• **Instructions to follow**
Copy the lines below exactly. No picture goes into the copy.
::::
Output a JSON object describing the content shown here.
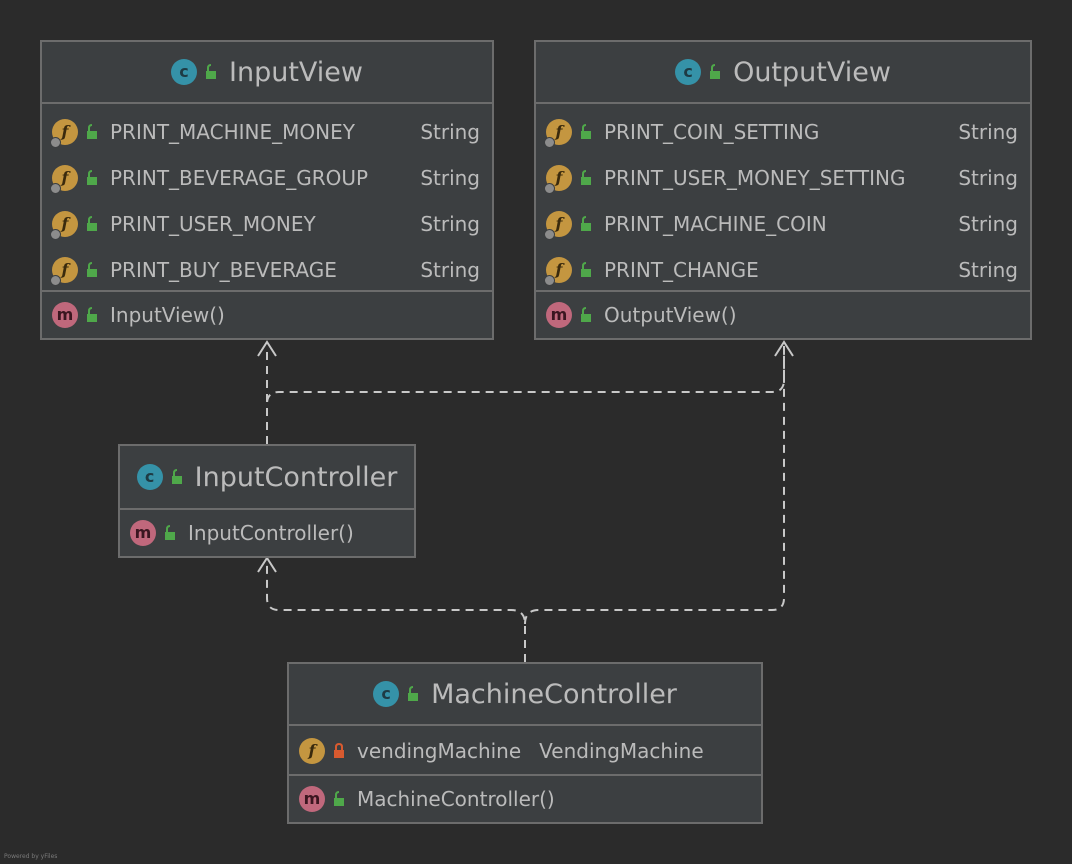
{
  "diagram": {
    "type": "uml-class-diagram",
    "colors": {
      "background": "#2b2b2b",
      "node_fill": "#3c3f41",
      "node_border": "#6c6c6c",
      "text": "#bbbbbb",
      "edge": "#c8c8c8",
      "class_badge": "#3592a8",
      "field_badge": "#c49640",
      "method_badge": "#c0687c",
      "public_icon": "#4fa84a",
      "private_icon": "#d85a2f"
    }
  },
  "nodes": {
    "input_view": {
      "name": "InputView",
      "badge_letter": "c",
      "visibility": "public",
      "fields": [
        {
          "badge_letter": "f",
          "static": true,
          "visibility": "public",
          "name": "PRINT_MACHINE_MONEY",
          "type": "String"
        },
        {
          "badge_letter": "f",
          "static": true,
          "visibility": "public",
          "name": "PRINT_BEVERAGE_GROUP",
          "type": "String"
        },
        {
          "badge_letter": "f",
          "static": true,
          "visibility": "public",
          "name": "PRINT_USER_MONEY",
          "type": "String"
        },
        {
          "badge_letter": "f",
          "static": true,
          "visibility": "public",
          "name": "PRINT_BUY_BEVERAGE",
          "type": "String"
        }
      ],
      "methods": [
        {
          "badge_letter": "m",
          "visibility": "public",
          "name": "InputView()"
        }
      ]
    },
    "output_view": {
      "name": "OutputView",
      "badge_letter": "c",
      "visibility": "public",
      "fields": [
        {
          "badge_letter": "f",
          "static": true,
          "visibility": "public",
          "name": "PRINT_COIN_SETTING",
          "type": "String"
        },
        {
          "badge_letter": "f",
          "static": true,
          "visibility": "public",
          "name": "PRINT_USER_MONEY_SETTING",
          "type": "String"
        },
        {
          "badge_letter": "f",
          "static": true,
          "visibility": "public",
          "name": "PRINT_MACHINE_COIN",
          "type": "String"
        },
        {
          "badge_letter": "f",
          "static": true,
          "visibility": "public",
          "name": "PRINT_CHANGE",
          "type": "String"
        }
      ],
      "methods": [
        {
          "badge_letter": "m",
          "visibility": "public",
          "name": "OutputView()"
        }
      ]
    },
    "input_controller": {
      "name": "InputController",
      "badge_letter": "c",
      "visibility": "public",
      "methods": [
        {
          "badge_letter": "m",
          "visibility": "public",
          "name": "InputController()"
        }
      ]
    },
    "machine_controller": {
      "name": "MachineController",
      "badge_letter": "c",
      "visibility": "public",
      "fields": [
        {
          "badge_letter": "f",
          "static": false,
          "visibility": "private",
          "name": "vendingMachine",
          "type": "VendingMachine"
        }
      ],
      "methods": [
        {
          "badge_letter": "m",
          "visibility": "public",
          "name": "MachineController()"
        }
      ]
    }
  },
  "edges": [
    {
      "from": "InputController",
      "to": "InputView",
      "kind": "dependency"
    },
    {
      "from": "InputController",
      "to": "OutputView",
      "kind": "dependency"
    },
    {
      "from": "MachineController",
      "to": "InputController",
      "kind": "dependency"
    },
    {
      "from": "MachineController",
      "to": "OutputView",
      "kind": "dependency"
    }
  ],
  "footer": {
    "credit": "Powered by yFiles"
  }
}
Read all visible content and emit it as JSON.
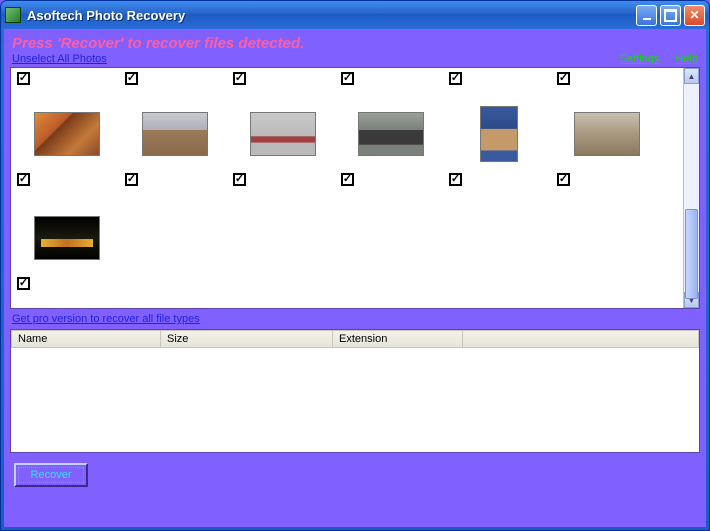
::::
• **Solution for this exercise**
Output a JSON object describing the content shown here.
{
  "diagram": {
    "type": "uml-class-diagram",
    "colors": {
      "background": "#2b2b2b",
      "node_fill": "#3c3f41",
      "node_border": "#6c6c6c",
      "text": "#bbbbbb",
      "edge": "#c8c8c8",
      "class_badge": "#3592a8",
      "field_badge": "#c49640",
      "method_badge": "#c0687c",
      "public_icon": "#4fa84a",
      "private_icon": "#d85a2f"
    }
  },
  "nodes": {
    "input_view": {
      "name": "InputView",
      "badge_letter": "c",
      "visibility": "public",
      "fields": [
        {
          "badge_letter": "f",
          "static": true,
          "visibility": "public",
          "name": "PRINT_MACHINE_MONEY",
          "type": "String"
        },
        {
          "badge_letter": "f",
          "static": true,
          "visibility": "public",
          "name": "PRINT_BEVERAGE_GROUP",
          "type": "String"
        },
        {
          "badge_letter": "f",
          "static": true,
          "visibility": "public",
          "name": "PRINT_USER_MONEY",
          "type": "String"
        },
        {
          "badge_letter": "f",
          "static": true,
          "visibility": "public",
          "name": "PRINT_BUY_BEVERAGE",
          "type": "String"
        }
      ],
      "methods": [
        {
          "badge_letter": "m",
          "visibility": "public",
          "name": "InputView()"
        }
      ]
    },
    "output_view": {
      "name": "OutputView",
      "badge_letter": "c",
      "visibility": "public",
      "fields": [
        {
          "badge_letter": "f",
          "static": true,
          "visibility": "public",
          "name": "PRINT_COIN_SETTING",
          "type": "String"
        },
        {
          "badge_letter": "f",
          "static": true,
          "visibility": "public",
          "name": "PRINT_USER_MONEY_SETTING",
          "type": "String"
        },
        {
          "badge_letter": "f",
          "static": true,
          "visibility": "public",
          "name": "PRINT_MACHINE_COIN",
          "type": "String"
        },
        {
          "badge_letter": "f",
          "static": true,
          "visibility": "public",
          "name": "PRINT_CHANGE",
          "type": "String"
        }
      ],
      "methods": [
        {
          "badge_letter": "m",
          "visibility": "public",
          "name": "OutputView()"
        }
      ]
    },
    "input_controller": {
      "name": "InputController",
      "badge_letter": "c",
      "visibility": "public",
      "methods": [
        {
          "badge_letter": "m",
          "visibility": "public",
          "name": "InputController()"
        }
      ]
    },
    "machine_controller": {
      "name": "MachineController",
      "badge_letter": "c",
      "visibility": "public",
      "fields": [
        {
          "badge_letter": "f",
          "static": false,
          "visibility": "private",
          "name": "vendingMachine",
          "type": "VendingMachine"
        }
      ],
      "methods": [
        {
          "badge_letter": "m",
          "visibility": "public",
          "name": "MachineController()"
        }
      ]
    }
  },
  "edges": [
    {
      "from": "InputController",
      "to": "InputView",
      "kind": "dependency"
    },
    {
      "from": "InputController",
      "to": "OutputView",
      "kind": "dependency"
    },
    {
      "from": "MachineController",
      "to": "InputController",
      "kind": "dependency"
    },
    {
      "from": "MachineController",
      "to": "OutputView",
      "kind": "dependency"
    }
  ],
  "footer": {
    "credit": "Powered by yFiles"
  }
}
Read all visible content and emit it as JSON.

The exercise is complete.